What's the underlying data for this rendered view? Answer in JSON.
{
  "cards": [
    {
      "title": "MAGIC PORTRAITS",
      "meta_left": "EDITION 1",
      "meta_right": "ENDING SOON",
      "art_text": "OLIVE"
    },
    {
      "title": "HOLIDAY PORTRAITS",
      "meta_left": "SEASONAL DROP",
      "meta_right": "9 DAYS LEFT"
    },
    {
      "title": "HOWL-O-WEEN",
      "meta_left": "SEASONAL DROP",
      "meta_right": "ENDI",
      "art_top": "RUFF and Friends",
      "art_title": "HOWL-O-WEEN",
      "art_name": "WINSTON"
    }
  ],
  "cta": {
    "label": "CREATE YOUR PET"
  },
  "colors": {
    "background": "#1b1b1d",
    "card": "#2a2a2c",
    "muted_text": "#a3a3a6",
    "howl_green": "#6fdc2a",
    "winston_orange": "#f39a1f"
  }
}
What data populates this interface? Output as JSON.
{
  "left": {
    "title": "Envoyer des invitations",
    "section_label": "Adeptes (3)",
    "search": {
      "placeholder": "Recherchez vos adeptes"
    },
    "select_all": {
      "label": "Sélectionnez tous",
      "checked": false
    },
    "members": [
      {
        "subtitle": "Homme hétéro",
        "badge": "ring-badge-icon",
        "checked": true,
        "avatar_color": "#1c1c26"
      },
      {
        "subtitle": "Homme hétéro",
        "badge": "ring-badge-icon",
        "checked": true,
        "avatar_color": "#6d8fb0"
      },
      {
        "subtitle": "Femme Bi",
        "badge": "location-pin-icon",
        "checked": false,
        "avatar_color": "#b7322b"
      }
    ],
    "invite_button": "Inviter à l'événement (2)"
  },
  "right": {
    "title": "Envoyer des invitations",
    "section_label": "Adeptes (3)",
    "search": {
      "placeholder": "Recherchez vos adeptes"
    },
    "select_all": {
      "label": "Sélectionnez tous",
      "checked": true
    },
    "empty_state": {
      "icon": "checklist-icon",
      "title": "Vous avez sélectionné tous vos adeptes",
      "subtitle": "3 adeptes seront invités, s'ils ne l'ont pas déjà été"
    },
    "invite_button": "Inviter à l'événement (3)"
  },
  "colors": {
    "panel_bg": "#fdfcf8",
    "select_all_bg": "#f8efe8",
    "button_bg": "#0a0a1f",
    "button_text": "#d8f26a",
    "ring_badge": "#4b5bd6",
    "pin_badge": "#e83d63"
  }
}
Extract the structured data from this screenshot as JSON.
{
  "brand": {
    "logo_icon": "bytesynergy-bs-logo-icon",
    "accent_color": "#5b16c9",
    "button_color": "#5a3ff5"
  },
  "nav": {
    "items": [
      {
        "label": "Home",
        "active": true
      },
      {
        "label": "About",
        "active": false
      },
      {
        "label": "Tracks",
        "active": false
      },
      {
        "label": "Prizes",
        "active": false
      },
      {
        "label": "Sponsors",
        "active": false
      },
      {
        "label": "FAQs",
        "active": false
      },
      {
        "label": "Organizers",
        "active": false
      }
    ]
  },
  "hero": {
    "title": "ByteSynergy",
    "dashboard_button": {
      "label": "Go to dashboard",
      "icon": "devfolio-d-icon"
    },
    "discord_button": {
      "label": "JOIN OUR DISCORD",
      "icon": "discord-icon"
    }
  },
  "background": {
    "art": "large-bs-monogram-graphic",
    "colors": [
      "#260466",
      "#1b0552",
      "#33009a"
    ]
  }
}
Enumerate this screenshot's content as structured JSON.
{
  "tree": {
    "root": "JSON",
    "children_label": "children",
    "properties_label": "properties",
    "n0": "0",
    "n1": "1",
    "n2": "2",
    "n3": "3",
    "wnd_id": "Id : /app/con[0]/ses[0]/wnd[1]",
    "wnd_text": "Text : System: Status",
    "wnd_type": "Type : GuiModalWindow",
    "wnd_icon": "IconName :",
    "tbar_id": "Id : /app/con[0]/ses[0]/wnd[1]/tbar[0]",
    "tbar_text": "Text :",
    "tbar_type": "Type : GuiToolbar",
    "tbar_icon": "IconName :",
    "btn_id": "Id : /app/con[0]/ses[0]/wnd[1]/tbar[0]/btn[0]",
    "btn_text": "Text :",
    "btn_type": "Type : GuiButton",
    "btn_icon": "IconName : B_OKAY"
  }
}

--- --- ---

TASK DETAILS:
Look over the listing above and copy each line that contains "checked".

REPLY:
      "checked": false
        "checked": true,
        "checked": true,
        "checked": false,
      "checked": true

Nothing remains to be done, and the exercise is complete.